■ **What the exercise asks**
Pictures excluded, copy every record that follows exactly as it appears.

■ **Dataset records**
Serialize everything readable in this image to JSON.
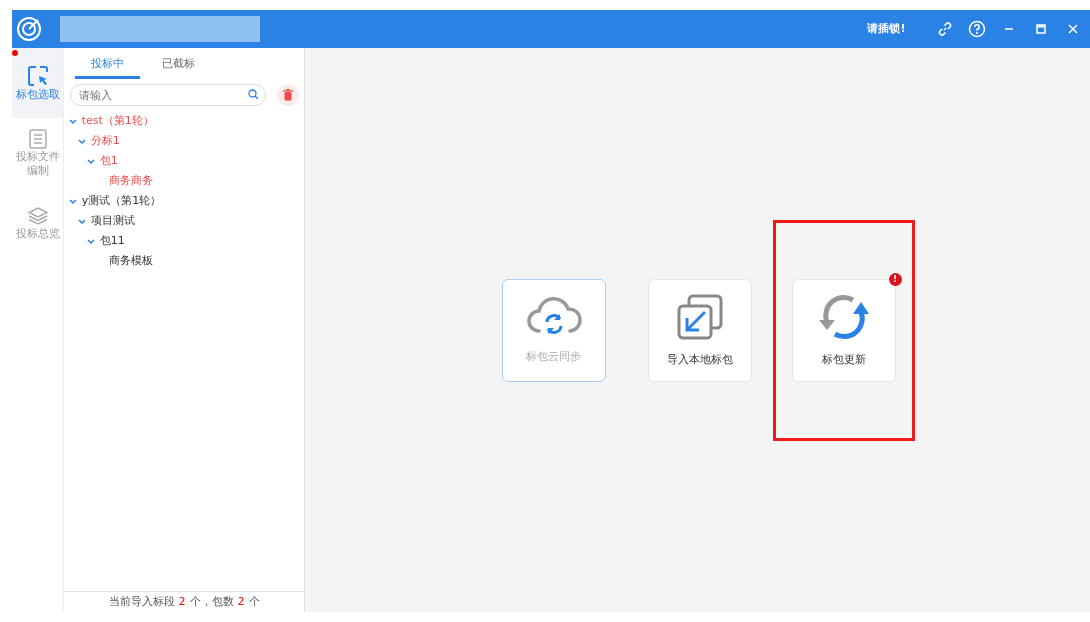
{
  "titlebar": {
    "notice": "请插锁!"
  },
  "nav": [
    {
      "label": "标包选取",
      "selected": true,
      "alert": true,
      "kind": "select"
    },
    {
      "label": "投标文件编制",
      "selected": false,
      "alert": false,
      "kind": "document"
    },
    {
      "label": "投标总览",
      "selected": false,
      "alert": false,
      "kind": "layers"
    }
  ],
  "tabs": [
    {
      "label": "投标中",
      "selected": true
    },
    {
      "label": "已截标",
      "selected": false
    }
  ],
  "search": {
    "placeholder": "请输入"
  },
  "tree": [
    {
      "label": "test（第1轮）",
      "selected": true,
      "expanded": true,
      "children": [
        {
          "label": "分标1",
          "selected": true,
          "expanded": true,
          "children": [
            {
              "label": "包1",
              "selected": true,
              "expanded": true,
              "children": [
                {
                  "label": "商务商务",
                  "selected": true
                }
              ]
            }
          ]
        }
      ]
    },
    {
      "label": "y测试（第1轮）",
      "selected": false,
      "expanded": true,
      "children": [
        {
          "label": "项目测试",
          "selected": false,
          "expanded": true,
          "children": [
            {
              "label": "包11",
              "selected": false,
              "expanded": true,
              "children": [
                {
                  "label": "商务模板",
                  "selected": false
                }
              ]
            }
          ]
        }
      ]
    }
  ],
  "footer": {
    "prefix": "当前导入标段",
    "sections": "2",
    "middle": "个，包数",
    "packages": "2",
    "suffix": "个"
  },
  "actions": [
    {
      "label": "标包云同步",
      "kind": "cloud",
      "disabled": true,
      "highlighted": false
    },
    {
      "label": "导入本地标包",
      "kind": "import",
      "disabled": false,
      "highlighted": false
    },
    {
      "label": "标包更新",
      "kind": "update",
      "disabled": false,
      "badge": "!",
      "highlighted": true
    }
  ]
}
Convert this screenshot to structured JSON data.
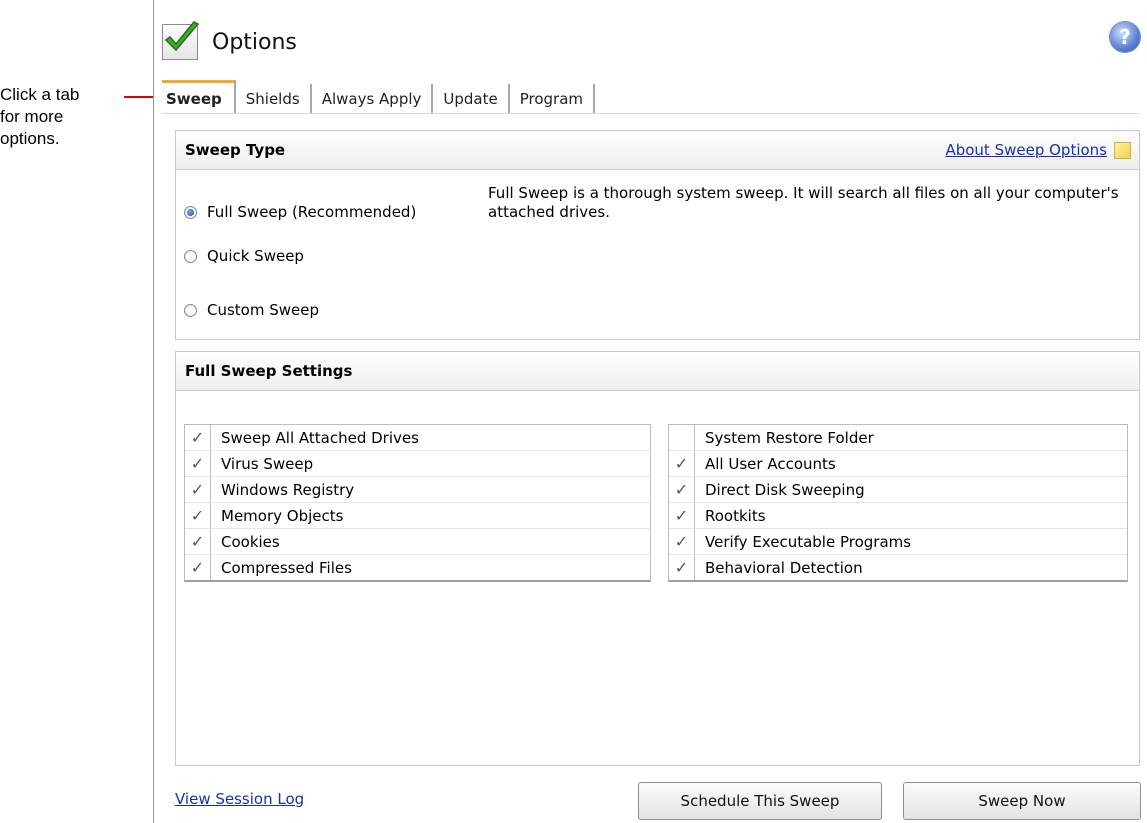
{
  "callout": {
    "lines": [
      "Click a tab",
      "for more",
      "options."
    ]
  },
  "header": {
    "title": "Options",
    "help_glyph": "?"
  },
  "tabs": [
    {
      "label": "Sweep",
      "active": true
    },
    {
      "label": "Shields",
      "active": false
    },
    {
      "label": "Always Apply",
      "active": false
    },
    {
      "label": "Update",
      "active": false
    },
    {
      "label": "Program",
      "active": false
    }
  ],
  "sweep_type": {
    "heading": "Sweep Type",
    "about_link": "About Sweep Options",
    "options": [
      {
        "label": "Full Sweep (Recommended)",
        "checked": true
      },
      {
        "label": "Quick Sweep",
        "checked": false
      },
      {
        "label": "Custom Sweep",
        "checked": false
      }
    ],
    "description": "Full Sweep is a thorough system sweep. It will search all files on all your computer's attached drives."
  },
  "settings": {
    "heading": "Full Sweep Settings",
    "left": [
      {
        "label": "Sweep All Attached Drives",
        "checked": true
      },
      {
        "label": "Virus Sweep",
        "checked": true
      },
      {
        "label": "Windows Registry",
        "checked": true
      },
      {
        "label": "Memory Objects",
        "checked": true
      },
      {
        "label": "Cookies",
        "checked": true
      },
      {
        "label": "Compressed Files",
        "checked": true
      }
    ],
    "right": [
      {
        "label": "System Restore Folder",
        "checked": false
      },
      {
        "label": "All User Accounts",
        "checked": true
      },
      {
        "label": "Direct Disk Sweeping",
        "checked": true
      },
      {
        "label": "Rootkits",
        "checked": true
      },
      {
        "label": "Verify Executable Programs",
        "checked": true
      },
      {
        "label": "Behavioral Detection",
        "checked": true
      }
    ]
  },
  "footer": {
    "view_log": "View Session Log",
    "schedule_button": "Schedule This Sweep",
    "sweep_now_button": "Sweep Now"
  },
  "colors": {
    "link": "#1a2fb0",
    "active_tab_accent": "#f0a830",
    "callout_arrow": "#e00000"
  }
}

■ **Exercise output**
Serialize everything readable in this image to JSON.
{
  "titlebar": {
    "notice": "请插锁!"
  },
  "nav": [
    {
      "label": "标包选取",
      "selected": true,
      "alert": true,
      "kind": "select"
    },
    {
      "label": "投标文件编制",
      "selected": false,
      "alert": false,
      "kind": "document"
    },
    {
      "label": "投标总览",
      "selected": false,
      "alert": false,
      "kind": "layers"
    }
  ],
  "tabs": [
    {
      "label": "投标中",
      "selected": true
    },
    {
      "label": "已截标",
      "selected": false
    }
  ],
  "search": {
    "placeholder": "请输入"
  },
  "tree": [
    {
      "label": "test（第1轮）",
      "selected": true,
      "expanded": true,
      "children": [
        {
          "label": "分标1",
          "selected": true,
          "expanded": true,
          "children": [
            {
              "label": "包1",
              "selected": true,
              "expanded": true,
              "children": [
                {
                  "label": "商务商务",
                  "selected": true
                }
              ]
            }
          ]
        }
      ]
    },
    {
      "label": "y测试（第1轮）",
      "selected": false,
      "expanded": true,
      "children": [
        {
          "label": "项目测试",
          "selected": false,
          "expanded": true,
          "children": [
            {
              "label": "包11",
              "selected": false,
              "expanded": true,
              "children": [
                {
                  "label": "商务模板",
                  "selected": false
                }
              ]
            }
          ]
        }
      ]
    }
  ],
  "footer": {
    "prefix": "当前导入标段",
    "sections": "2",
    "middle": "个，包数",
    "packages": "2",
    "suffix": "个"
  },
  "actions": [
    {
      "label": "标包云同步",
      "kind": "cloud",
      "disabled": true,
      "highlighted": false
    },
    {
      "label": "导入本地标包",
      "kind": "import",
      "disabled": false,
      "highlighted": false
    },
    {
      "label": "标包更新",
      "kind": "update",
      "disabled": false,
      "badge": "!",
      "highlighted": true
    }
  ]
}
Convert this screenshot to structured JSON data.
{
  "callout": {
    "lines": [
      "Click a tab",
      "for more",
      "options."
    ]
  },
  "header": {
    "title": "Options",
    "help_glyph": "?"
  },
  "tabs": [
    {
      "label": "Sweep",
      "active": true
    },
    {
      "label": "Shields",
      "active": false
    },
    {
      "label": "Always Apply",
      "active": false
    },
    {
      "label": "Update",
      "active": false
    },
    {
      "label": "Program",
      "active": false
    }
  ],
  "sweep_type": {
    "heading": "Sweep Type",
    "about_link": "About Sweep Options",
    "options": [
      {
        "label": "Full Sweep (Recommended)",
        "checked": true
      },
      {
        "label": "Quick Sweep",
        "checked": false
      },
      {
        "label": "Custom Sweep",
        "checked": false
      }
    ],
    "description": "Full Sweep is a thorough system sweep. It will search all files on all your computer's attached drives."
  },
  "settings": {
    "heading": "Full Sweep Settings",
    "left": [
      {
        "label": "Sweep All Attached Drives",
        "checked": true
      },
      {
        "label": "Virus Sweep",
        "checked": true
      },
      {
        "label": "Windows Registry",
        "checked": true
      },
      {
        "label": "Memory Objects",
        "checked": true
      },
      {
        "label": "Cookies",
        "checked": true
      },
      {
        "label": "Compressed Files",
        "checked": true
      }
    ],
    "right": [
      {
        "label": "System Restore Folder",
        "checked": false
      },
      {
        "label": "All User Accounts",
        "checked": true
      },
      {
        "label": "Direct Disk Sweeping",
        "checked": true
      },
      {
        "label": "Rootkits",
        "checked": true
      },
      {
        "label": "Verify Executable Programs",
        "checked": true
      },
      {
        "label": "Behavioral Detection",
        "checked": true
      }
    ]
  },
  "footer": {
    "view_log": "View Session Log",
    "schedule_button": "Schedule This Sweep",
    "sweep_now_button": "Sweep Now"
  },
  "colors": {
    "link": "#1a2fb0",
    "active_tab_accent": "#f0a830",
    "callout_arrow": "#e00000"
  }
}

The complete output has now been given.